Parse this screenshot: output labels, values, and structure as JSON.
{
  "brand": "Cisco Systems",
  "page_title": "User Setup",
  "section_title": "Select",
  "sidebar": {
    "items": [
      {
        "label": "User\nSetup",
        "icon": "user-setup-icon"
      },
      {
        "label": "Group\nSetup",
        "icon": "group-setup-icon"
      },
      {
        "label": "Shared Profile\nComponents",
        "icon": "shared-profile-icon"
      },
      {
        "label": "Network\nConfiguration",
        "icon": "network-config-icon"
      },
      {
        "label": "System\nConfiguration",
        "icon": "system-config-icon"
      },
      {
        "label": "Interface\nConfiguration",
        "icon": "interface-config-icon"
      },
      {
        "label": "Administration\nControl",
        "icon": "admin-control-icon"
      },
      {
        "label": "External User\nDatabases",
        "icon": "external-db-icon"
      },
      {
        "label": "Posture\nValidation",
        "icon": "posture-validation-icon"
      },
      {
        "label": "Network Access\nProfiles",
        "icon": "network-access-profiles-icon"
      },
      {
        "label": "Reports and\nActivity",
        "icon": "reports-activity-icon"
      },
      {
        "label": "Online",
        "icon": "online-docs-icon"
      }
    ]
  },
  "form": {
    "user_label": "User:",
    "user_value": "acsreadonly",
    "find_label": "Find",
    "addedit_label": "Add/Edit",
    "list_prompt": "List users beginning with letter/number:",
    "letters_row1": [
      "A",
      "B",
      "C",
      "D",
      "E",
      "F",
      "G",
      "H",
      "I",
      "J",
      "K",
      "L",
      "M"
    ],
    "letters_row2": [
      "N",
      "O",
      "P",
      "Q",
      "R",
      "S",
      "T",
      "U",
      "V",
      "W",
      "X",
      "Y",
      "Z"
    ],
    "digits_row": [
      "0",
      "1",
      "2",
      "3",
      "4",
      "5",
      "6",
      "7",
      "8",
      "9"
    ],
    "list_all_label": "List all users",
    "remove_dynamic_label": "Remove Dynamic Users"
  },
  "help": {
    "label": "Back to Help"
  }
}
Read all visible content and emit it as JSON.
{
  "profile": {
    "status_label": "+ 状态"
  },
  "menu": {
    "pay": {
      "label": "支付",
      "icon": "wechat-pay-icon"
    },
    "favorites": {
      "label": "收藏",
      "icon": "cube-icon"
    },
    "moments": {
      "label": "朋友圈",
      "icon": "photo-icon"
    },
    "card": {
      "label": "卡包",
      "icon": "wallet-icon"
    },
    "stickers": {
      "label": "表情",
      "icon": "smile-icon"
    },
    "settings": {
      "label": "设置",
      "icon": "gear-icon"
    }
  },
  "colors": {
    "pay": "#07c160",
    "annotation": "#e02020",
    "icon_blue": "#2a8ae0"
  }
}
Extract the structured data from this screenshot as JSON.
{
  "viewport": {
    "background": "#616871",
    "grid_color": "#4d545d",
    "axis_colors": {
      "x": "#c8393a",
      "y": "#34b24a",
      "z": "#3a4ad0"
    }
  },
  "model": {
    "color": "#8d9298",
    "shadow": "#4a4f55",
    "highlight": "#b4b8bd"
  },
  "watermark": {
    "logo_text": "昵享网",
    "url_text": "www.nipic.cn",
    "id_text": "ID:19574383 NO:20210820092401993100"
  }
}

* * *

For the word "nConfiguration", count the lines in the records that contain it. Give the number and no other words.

3